The following were elected provisional officers of the NSW club:—Chairman, Mr. H. C. Macfie chairman of the recently formed Aerial Company hon secretary and treasurer Mr. Edward J. Hart, managing director of 'Sea, Land, and Air' committee, Lieut. W. Stutt. A.I.F., chief instructor, aviation school Richmond, Lieut,S. H. Harper, A.F.C., Capt. H. G. Watson, D.F.C. Lieut. S. H. Deamer. A.F.C., Lt. Col. P. W. Wood. D.S.O. and bar. M.C.. and Messrs. W. E. Hart and F. Bignold. A N.S.W. AERO CLUB. ( 1919, May 27 ). The Farmer and Settler(Sydney, NSW : 1906 - 1957), p. 4. Retrieved from


RAAF’s 100 SQN reborn

An historic World War II squadron has been reformed to keep Air Force history alive, and heritage aircraft flying.

The new No. 100 Squadron is the Air Force Heritage Squadron and was reformed on January 1, 2021.

Commanding Officer No. 100 Squadron Wing Commander Philip Beanland was formerly Executive Officer of Headquarters Air Academy.

“I feel extremely privileged to be the inaugural commander of a professional team working with these precious national artefacts,” Wing Commander Beanland said.

“I will draw on my range of operational and training experience to lead 100 Squadron by applying contemporary airworthiness practices, safely and effectively.

“Reactivating No. 100 Squadron in the same year as Air Force commemorates its first 100 years is especially fitting.

“No. 100 Squadron looks forward to safely displaying a well-preserved fleet to the Australian public over a wide range of settings and venues.

“The heritage fleet of No. 100 Squadron will continue to recognise previous generations and their service to our country and inspire the next generation to follow in their footsteps.”

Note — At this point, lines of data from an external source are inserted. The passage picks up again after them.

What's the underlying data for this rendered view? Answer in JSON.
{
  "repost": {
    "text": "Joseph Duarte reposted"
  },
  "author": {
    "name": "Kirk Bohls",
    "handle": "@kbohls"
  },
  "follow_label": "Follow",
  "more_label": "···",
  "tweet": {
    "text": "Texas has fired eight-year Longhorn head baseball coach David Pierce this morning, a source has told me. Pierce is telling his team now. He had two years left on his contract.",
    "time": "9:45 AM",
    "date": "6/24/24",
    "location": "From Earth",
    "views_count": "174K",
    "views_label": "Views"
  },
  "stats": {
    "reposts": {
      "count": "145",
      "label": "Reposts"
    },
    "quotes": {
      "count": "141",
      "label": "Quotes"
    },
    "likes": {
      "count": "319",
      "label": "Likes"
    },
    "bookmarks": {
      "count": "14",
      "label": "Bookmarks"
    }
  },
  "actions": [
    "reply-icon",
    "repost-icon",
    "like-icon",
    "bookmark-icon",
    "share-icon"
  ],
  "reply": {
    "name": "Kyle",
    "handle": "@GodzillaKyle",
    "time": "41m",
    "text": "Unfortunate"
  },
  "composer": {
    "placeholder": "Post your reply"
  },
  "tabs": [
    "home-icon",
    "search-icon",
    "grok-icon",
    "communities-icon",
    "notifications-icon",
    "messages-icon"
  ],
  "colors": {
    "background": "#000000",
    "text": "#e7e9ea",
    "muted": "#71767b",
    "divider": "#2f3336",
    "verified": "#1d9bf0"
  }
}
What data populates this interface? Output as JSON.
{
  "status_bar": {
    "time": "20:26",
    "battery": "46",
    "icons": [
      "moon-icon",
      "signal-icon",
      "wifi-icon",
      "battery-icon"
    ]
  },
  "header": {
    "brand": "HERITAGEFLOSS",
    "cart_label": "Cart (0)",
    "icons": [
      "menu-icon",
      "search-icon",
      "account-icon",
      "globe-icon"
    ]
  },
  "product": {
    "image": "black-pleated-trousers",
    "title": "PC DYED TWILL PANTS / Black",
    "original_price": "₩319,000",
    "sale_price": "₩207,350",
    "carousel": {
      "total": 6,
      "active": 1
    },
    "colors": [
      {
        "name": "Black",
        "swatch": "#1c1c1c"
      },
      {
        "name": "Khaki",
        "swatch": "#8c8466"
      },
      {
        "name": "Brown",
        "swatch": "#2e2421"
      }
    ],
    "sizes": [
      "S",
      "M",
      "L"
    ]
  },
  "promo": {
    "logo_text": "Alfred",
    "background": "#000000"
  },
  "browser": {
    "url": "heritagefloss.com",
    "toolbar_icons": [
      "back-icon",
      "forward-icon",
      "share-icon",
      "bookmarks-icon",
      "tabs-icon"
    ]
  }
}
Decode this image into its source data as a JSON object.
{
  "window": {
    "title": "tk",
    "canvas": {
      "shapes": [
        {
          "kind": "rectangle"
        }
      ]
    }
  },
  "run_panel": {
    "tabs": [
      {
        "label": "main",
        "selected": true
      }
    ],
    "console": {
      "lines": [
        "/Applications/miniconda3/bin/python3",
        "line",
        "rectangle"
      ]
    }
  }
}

The squadron was first formed on February 15, 1942, at RAAF Base Richmond with the personnel remaining in the Royal Air Force (RAF) No. 100 Torpedo Bomber Squadron, which had withdrawn from Malaya after RAF No. 100 Squadron was disbanded.

RAAF No. 100 Squadron was an Air Force bomber and maritime patrol squadron flying Australian-built Bristol Beauforts from bases in Queensland and New Guinea under the control of RAAF Southern Area Command.

During the war, No. 100 Squadron flew combat missions in the Pacific theatre before conducting further torpedo bomber training and anti-submarine patrols in Queensland.

It also flew reconnaissance and bombing missions against coastal shipping in Milne Bay and took part in the famous Battle of the Bismarck Sea in March 1943.

The squadron was disbanded in August 1946.

The new No. 100 Squadron is the parent unit for the Air Force’s Museum Heritage Flight and Temora Historic Flight.

The non-flying elements of the RAAF Museum will be transferred to History and Heritage Branch.

The new Air Force Heritage Squadron will be part of Air Academy within Air Force Training Group.

With its headquarters at RAAF Base Point Cook, the squadron will fly heritage aircraft from Point Cook, Victoria, and Temora, NSW.

There is a historical link with the Point Cook area as the original No. 100 Squadron was based at Laverton in July 1942.

Commander Air Force Training Group Air Commodore Greg Frisina said No. 100 Squadron was formed in a contemporary flying squadron structure to support the complex operation of flying and operating heritage aircraft from Point Cook and Temora.

“The commanding officer has a significant role to play in a disparate command and will be ably supported by an executive team and engineering staff,” Air Commodore Frisina said.

“The link with History and Heritage will still be maintained, so visitors to the RAAF Museum of old will not be disappointed.

“The museum will house an updated history and heritage ground display and professional flying displays from the aviators of No. 100 Squadron.

The squadron will develop its own unit badge to reflect its new role. The badge will have the motto ‘then, now, always’, drawn from the Air Force centenary motto.

Watch the video: Β.: D-DAY Η απόβαση στη Νορμανδία - 6 Ιούνη 1944